→ **Problem to solve**:
Copy the listing exactly. Omit nothing.

→ **Data for analysis**:
***
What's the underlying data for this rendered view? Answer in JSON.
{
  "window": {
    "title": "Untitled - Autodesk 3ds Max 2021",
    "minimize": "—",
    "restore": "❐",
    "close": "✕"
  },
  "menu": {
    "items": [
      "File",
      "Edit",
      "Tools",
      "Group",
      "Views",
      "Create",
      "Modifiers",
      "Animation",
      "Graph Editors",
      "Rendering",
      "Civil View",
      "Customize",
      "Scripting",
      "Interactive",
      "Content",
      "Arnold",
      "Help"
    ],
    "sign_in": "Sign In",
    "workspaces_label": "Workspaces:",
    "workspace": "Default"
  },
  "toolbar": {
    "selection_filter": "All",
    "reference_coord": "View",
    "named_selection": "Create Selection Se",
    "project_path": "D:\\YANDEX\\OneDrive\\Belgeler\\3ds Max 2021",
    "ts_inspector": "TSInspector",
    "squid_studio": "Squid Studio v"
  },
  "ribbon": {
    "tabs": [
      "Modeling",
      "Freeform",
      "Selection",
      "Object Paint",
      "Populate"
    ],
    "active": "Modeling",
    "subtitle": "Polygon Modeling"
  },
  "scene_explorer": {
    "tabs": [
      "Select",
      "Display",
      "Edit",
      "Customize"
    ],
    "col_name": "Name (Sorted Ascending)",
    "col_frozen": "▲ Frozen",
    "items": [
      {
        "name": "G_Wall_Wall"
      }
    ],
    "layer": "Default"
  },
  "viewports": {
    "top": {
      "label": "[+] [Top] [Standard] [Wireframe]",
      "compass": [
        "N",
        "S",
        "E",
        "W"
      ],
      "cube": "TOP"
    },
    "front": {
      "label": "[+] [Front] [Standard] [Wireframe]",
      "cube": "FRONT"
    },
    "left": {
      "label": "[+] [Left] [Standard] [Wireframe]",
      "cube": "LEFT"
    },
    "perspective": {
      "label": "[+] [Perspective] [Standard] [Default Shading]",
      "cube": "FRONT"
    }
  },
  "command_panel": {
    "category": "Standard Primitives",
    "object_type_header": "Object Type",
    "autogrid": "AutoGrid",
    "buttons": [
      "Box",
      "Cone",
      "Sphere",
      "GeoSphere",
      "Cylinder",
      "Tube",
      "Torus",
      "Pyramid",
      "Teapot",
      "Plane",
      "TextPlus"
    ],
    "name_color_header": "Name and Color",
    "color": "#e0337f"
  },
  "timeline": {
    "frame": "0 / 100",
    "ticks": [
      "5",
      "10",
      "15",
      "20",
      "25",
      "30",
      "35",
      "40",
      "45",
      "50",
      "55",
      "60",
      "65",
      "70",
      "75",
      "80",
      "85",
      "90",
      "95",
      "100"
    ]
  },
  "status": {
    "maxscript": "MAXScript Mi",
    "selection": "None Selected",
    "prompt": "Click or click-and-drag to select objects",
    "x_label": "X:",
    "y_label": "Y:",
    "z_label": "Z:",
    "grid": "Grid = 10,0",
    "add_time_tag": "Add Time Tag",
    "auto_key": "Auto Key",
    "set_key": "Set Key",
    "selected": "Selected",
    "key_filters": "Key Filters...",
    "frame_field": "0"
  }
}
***
→ **Your solution**:
What's the underlying data for this rendered view? Answer in JSON.
{
  "window": {
    "title": "Untitled - Autodesk 3ds Max 2021",
    "minimize": "—",
    "restore": "❐",
    "close": "✕"
  },
  "menu": {
    "items": [
      "File",
      "Edit",
      "Tools",
      "Group",
      "Views",
      "Create",
      "Modifiers",
      "Animation",
      "Graph Editors",
      "Rendering",
      "Civil View",
      "Customize",
      "Scripting",
      "Interactive",
      "Content",
      "Arnold",
      "Help"
    ],
    "sign_in": "Sign In",
    "workspaces_label": "Workspaces:",
    "workspace": "Default"
  },
  "toolbar": {
    "selection_filter": "All",
    "reference_coord": "View",
    "named_selection": "Create Selection Se",
    "project_path": "D:\\YANDEX\\OneDrive\\Belgeler\\3ds Max 2021",
    "ts_inspector": "TSInspector",
    "squid_studio": "Squid Studio v"
  },
  "ribbon": {
    "tabs": [
      "Modeling",
      "Freeform",
      "Selection",
      "Object Paint",
      "Populate"
    ],
    "active": "Modeling",
    "subtitle": "Polygon Modeling"
  },
  "scene_explorer": {
    "tabs": [
      "Select",
      "Display",
      "Edit",
      "Customize"
    ],
    "col_name": "Name (Sorted Ascending)",
    "col_frozen": "▲ Frozen",
    "items": [
      {
        "name": "G_Wall_Wall"
      }
    ],
    "layer": "Default"
  },
  "viewports": {
    "top": {
      "label": "[+] [Top] [Standard] [Wireframe]",
      "compass": [
        "N",
        "S",
        "E",
        "W"
      ],
      "cube": "TOP"
    },
    "front": {
      "label": "[+] [Front] [Standard] [Wireframe]",
      "cube": "FRONT"
    },
    "left": {
      "label": "[+] [Left] [Standard] [Wireframe]",
      "cube": "LEFT"
    },
    "perspective": {
      "label": "[+] [Perspective] [Standard] [Default Shading]",
      "cube": "FRONT"
    }
  },
  "command_panel": {
    "category": "Standard Primitives",
    "object_type_header": "Object Type",
    "autogrid": "AutoGrid",
    "buttons": [
      "Box",
      "Cone",
      "Sphere",
      "GeoSphere",
      "Cylinder",
      "Tube",
      "Torus",
      "Pyramid",
      "Teapot",
      "Plane",
      "TextPlus"
    ],
    "name_color_header": "Name and Color",
    "color": "#e0337f"
  },
  "timeline": {
    "frame": "0 / 100",
    "ticks": [
      "5",
      "10",
      "15",
      "20",
      "25",
      "30",
      "35",
      "40",
      "45",
      "50",
      "55",
      "60",
      "65",
      "70",
      "75",
      "80",
      "85",
      "90",
      "95",
      "100"
    ]
  },
  "status": {
    "maxscript": "MAXScript Mi",
    "selection": "None Selected",
    "prompt": "Click or click-and-drag to select objects",
    "x_label": "X:",
    "y_label": "Y:",
    "z_label": "Z:",
    "grid": "Grid = 10,0",
    "add_time_tag": "Add Time Tag",
    "auto_key": "Auto Key",
    "set_key": "Set Key",
    "selected": "Selected",
    "key_filters": "Key Filters...",
    "frame_field": "0"
  }
}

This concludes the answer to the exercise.